Polices forces from across Europe meet to share experiences
The first steps to implementing the Effective Police Identifications program in Ciudad Lineal were taken in May last year. The Area of Health, Safety and Emergencies of Madrid City Council along with RIS and OSJI organized a seminar on "Community Police and Stops", which brought together police forces from across Europe that have used a tool to end racial profiling. After this meeting, RIS organised a trip to Northampton in the United Kingdom, where various authorities of Ciudad Lineal Municipal Police, together with representatives of a number of Madrid collectives, had the opportunity to learn first-hand the work of the metropolitan police in the implementation of the protocol. During this trip they attended training sessions on the British standard on identifications, as well as on supervision and data recording. They were also able to accompany the British police on their patrols to see the procedures in action.
The aim of PIPE is to improve procedures in this area and guarantee the rights of a diverse society through the implementation of the forms that officers have to fill in. The forms collect data on the way the stop was carried out and where it happened to measure whether certain groups receive disproportionate pressure. The programme has benefited from the collaboration of civil society and the involvement of local police.

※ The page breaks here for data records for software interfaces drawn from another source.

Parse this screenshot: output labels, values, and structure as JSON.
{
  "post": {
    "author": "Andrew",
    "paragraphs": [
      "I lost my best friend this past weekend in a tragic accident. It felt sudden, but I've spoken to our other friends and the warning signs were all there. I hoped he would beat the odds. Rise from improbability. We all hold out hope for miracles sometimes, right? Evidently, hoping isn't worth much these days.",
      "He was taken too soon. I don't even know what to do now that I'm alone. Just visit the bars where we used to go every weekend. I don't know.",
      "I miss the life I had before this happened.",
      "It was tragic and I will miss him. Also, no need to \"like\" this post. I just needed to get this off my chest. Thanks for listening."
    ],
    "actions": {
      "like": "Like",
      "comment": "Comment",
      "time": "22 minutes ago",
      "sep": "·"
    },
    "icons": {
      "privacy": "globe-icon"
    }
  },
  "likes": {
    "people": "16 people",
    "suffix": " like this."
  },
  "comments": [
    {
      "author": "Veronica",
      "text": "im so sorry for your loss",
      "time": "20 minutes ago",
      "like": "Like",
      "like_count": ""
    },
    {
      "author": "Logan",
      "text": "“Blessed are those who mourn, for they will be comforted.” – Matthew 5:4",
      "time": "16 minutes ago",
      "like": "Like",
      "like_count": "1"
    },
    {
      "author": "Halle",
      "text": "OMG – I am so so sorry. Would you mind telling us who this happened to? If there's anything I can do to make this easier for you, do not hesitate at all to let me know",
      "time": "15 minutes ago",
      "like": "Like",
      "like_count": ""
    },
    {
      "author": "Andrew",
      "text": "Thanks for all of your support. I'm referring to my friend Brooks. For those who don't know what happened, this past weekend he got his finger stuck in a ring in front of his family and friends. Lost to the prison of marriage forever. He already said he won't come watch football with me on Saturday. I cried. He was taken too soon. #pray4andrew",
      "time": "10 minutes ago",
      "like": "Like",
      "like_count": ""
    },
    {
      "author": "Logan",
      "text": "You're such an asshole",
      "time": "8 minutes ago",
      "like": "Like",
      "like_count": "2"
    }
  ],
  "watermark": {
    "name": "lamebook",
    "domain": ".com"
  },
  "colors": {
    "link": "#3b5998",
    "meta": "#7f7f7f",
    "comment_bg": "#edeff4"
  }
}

Officers who participated in workshop see the power of the tool to stop racial profiling
In the context of the program, RIS and OSJI organised a workshop at the beginning of this year in which residents of the district, citizens' rights organisations, the Madrid City Council and the Municipal Police analyzed the needs of the population affected by racial profiling and listened to their contribution to the analysis and debate on the data extracted from the protocol. The workshop aimed to connect the various parties, creating a climate of trust between them. The collectives considered the implementation of the project a success and urged the authorities to extend it to the whole city and to other police forces. The agents who participated addressed the need to break with the resistance experienced since the beginning of its implementation, and to perceive the tool as a way of improving coexistence and not as a mechanism of control or suspicion over their work. They all demanded new spaces for common work and dialogue to be put into action. They also called for the implementation not to be just a temporary measure but to become an established model of security.
In the same way, Mamadou explained that initiatives like this represent an opportunity to develop trust towards the forces of law enforcement and to improve the interaction between police and ethnic minority groups because they "promote a culture of good treatment and transparency towards those stopped". She points out that one of the most positive aspects of the project has been the coordinated work with other activists, NGO representatives and police officers willing to enter a dialogue and collaborate with civil society to promote human rights. For all these reasons, she argues that the decision taken by the new City Council will end up encouraging the impunity of law enforcement agents.